I Saw the Light, though, doesn’t live up to Hiddleston’s efforts; it’s shallow and disjointed, handicapped by a weak, cliche-sodden script (“Son, there are no short cuts to the Opry!”) and an inconsistent framework (sometimes it’s shot as a documentary, sometimes it’s not). Directed and adapted for the screen by Marc Abraham (Flash of Genius), the movie falls victim to the usual biopic malaise: It doesn’t have anything interesting to say about a life that was far from ordinary.
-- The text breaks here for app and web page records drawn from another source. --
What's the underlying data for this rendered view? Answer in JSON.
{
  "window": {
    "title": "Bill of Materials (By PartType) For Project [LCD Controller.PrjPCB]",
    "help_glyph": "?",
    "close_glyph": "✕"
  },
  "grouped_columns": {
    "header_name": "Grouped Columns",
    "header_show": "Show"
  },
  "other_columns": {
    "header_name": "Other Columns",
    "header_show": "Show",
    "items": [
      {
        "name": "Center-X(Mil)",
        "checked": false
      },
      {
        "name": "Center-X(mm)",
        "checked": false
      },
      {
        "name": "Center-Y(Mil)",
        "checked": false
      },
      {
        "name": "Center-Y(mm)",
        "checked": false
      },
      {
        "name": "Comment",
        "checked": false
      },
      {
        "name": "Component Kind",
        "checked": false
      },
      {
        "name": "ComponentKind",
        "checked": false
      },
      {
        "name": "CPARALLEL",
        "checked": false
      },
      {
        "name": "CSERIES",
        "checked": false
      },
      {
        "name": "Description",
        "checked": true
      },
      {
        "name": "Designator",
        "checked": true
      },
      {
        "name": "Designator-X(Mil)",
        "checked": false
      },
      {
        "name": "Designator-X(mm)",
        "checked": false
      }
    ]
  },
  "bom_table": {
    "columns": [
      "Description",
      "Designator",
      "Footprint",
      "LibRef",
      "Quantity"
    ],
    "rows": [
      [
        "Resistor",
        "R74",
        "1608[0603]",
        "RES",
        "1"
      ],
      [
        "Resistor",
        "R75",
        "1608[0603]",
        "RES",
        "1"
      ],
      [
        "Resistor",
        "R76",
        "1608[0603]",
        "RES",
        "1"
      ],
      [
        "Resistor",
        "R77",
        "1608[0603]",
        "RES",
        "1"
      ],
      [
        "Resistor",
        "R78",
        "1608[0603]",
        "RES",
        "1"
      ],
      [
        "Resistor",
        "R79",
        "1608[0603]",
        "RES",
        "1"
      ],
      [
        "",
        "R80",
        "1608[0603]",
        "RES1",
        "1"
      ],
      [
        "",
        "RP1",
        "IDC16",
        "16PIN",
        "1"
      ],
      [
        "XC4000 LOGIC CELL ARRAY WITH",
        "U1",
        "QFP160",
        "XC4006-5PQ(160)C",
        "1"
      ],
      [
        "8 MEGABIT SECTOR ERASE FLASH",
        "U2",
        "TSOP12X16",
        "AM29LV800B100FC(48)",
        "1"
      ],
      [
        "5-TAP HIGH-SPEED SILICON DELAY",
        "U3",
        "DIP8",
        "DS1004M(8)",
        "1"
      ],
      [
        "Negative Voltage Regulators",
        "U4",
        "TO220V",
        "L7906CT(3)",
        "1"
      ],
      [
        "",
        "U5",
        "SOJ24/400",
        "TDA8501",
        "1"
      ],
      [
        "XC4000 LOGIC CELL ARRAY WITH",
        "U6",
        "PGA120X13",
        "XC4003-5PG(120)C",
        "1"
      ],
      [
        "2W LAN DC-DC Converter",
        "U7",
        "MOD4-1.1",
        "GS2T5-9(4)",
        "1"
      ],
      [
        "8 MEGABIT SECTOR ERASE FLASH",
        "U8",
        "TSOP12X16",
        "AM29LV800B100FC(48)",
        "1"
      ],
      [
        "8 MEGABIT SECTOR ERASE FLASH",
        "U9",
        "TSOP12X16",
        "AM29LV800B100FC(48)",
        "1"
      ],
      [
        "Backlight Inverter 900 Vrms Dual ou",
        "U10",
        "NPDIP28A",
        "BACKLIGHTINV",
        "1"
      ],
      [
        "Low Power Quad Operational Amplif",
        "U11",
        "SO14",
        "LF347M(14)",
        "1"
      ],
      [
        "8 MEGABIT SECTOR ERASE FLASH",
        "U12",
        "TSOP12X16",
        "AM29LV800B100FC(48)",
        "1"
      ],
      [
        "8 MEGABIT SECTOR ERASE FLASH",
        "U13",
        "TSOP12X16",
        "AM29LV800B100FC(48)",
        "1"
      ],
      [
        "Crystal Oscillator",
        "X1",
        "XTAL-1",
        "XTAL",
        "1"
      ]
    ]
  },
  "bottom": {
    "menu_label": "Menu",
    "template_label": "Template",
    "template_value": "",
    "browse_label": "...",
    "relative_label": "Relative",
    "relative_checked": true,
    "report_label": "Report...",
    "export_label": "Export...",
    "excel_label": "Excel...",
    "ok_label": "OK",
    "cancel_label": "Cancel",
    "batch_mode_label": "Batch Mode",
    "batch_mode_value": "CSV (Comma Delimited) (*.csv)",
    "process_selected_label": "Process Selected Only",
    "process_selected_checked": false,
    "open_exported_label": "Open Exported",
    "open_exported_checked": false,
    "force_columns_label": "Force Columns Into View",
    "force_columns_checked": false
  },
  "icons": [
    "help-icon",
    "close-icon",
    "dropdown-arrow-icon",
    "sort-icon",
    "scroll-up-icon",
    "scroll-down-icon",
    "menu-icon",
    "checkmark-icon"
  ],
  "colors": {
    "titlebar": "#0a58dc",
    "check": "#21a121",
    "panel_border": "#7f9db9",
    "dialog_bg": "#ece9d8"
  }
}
The Alabama-born Williams was a significant American songwriter and a towering figure in country music history, penning such classics as Hey, Good Lookin’, Move It On Over and Your Cheatin’ Heart — all still bar band staples. He rose to Grand Ole Opry fame in the 1940s, then, fueled by booze and prescription pain medication, he tumbled out of favor, dying at the appallingly young age of 29 in 1953.
The movie hones in on this rise and fall, eagerly focusing on Williams’ alcoholism and drug use (chronic back pain plagued him, too) as well as his stormy relationship with his wife and manager Audrey Sheppard (Elizabeth Olsen). Their marriage is tested by creative tensions — Audrey thinks she should be allowed to sing on his radio show while everybody with ears disagrees — and eventually his womanizing. Once their marriage dissolves and Olsen more or less disappears from the screen, the film stumbles to its abrupt ending with only one poignant scene to recommend it: a desperate, strung-out Williams wailing his new song — Your Cheatin’ Heart — with a sharp whiff of self loathing.
The distance between the cocky charmer of Lovesick Blues and this depressed, broken man on a cheap sofa is shocking, and the moment is one of the film’s handful of memorable ones. But I Saw the Light never puts Williams’ music into any kind of context, failing even to explain his dark alter ego — “Luke the Drifter” — in a satisfactory way. We get no real sense of the country music world or what fired the musical imagination of the public at the time. Williams’ work exists in a vacuum here, his death a sad afternote that never really registers on a larger scale.
Cast: Tom Hiddleston, Elizabeth Olsen, Bradley Whitford, Cherry Jones, Maddie Hasson.
Director: Marc Abraham.
Screenwriter: Marc Abraham. Based on the book by Colin Escott, George Merritt and William MacEwan.
A Sony Pictures Classic release. Running time: 123 minutes. Brief language, brief sexuality/nudity. Playing at: area theaters.